If you bought Steins;Gate Elite on the PS4 you’ll get a bonus spinoff called Linear Bounded Phenogram that follows several stories featuring the various characters in Steins;Gate. Linear Bounded Phenogram gives you access to various stories set in different “World lines” taking place both during and after the original story. Some of them are downright ridiculous but others are in line with what Steins;Gate established in its setting and cast. If you ever wanted to see Okabe don a giant Alpaca outfit and attempt to fight crime in Akiba, then you’re going to love this! Unlike Elite, the graphics and visuals are done in the same style as the original Visual Novel, so it feels more like an extension of that.
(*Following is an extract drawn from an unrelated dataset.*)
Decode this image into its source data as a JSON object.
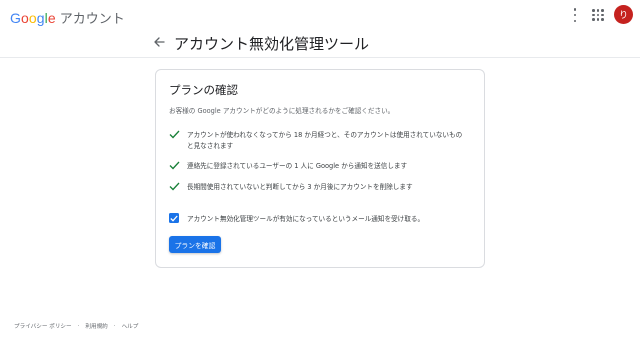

Really Linear Bounded Phenogram is for fans of the original Visual Novel who wanted to spend an extra 10 hours or so with these characters. There are 11 scenarios altogether and each character has a moment to shine in it too.
Steins;Gate Elite is for people who have either never experienced Steins;Gate before, people who have never read a Visual Novel, were turned off by their lack of animation or those who want to experience the story in a slightly different way. If you find the anime visuals to be too off-putting, then the original Visual Novel is available on PC, PS3 and the PlayStation Vita. Not only are those available both in physical and digital format, but they are also cheaper than this new $59.99 release. However if you have played the original and are curious about Linear Bounded Phenogram, then you should consider checking this release out as well. No matter which version of Steins;Gate you experience, you’re in for a hell of a ride that can last you a solid 30 hours or more if you try and get every single ending or route.
Review copy provided by the publisher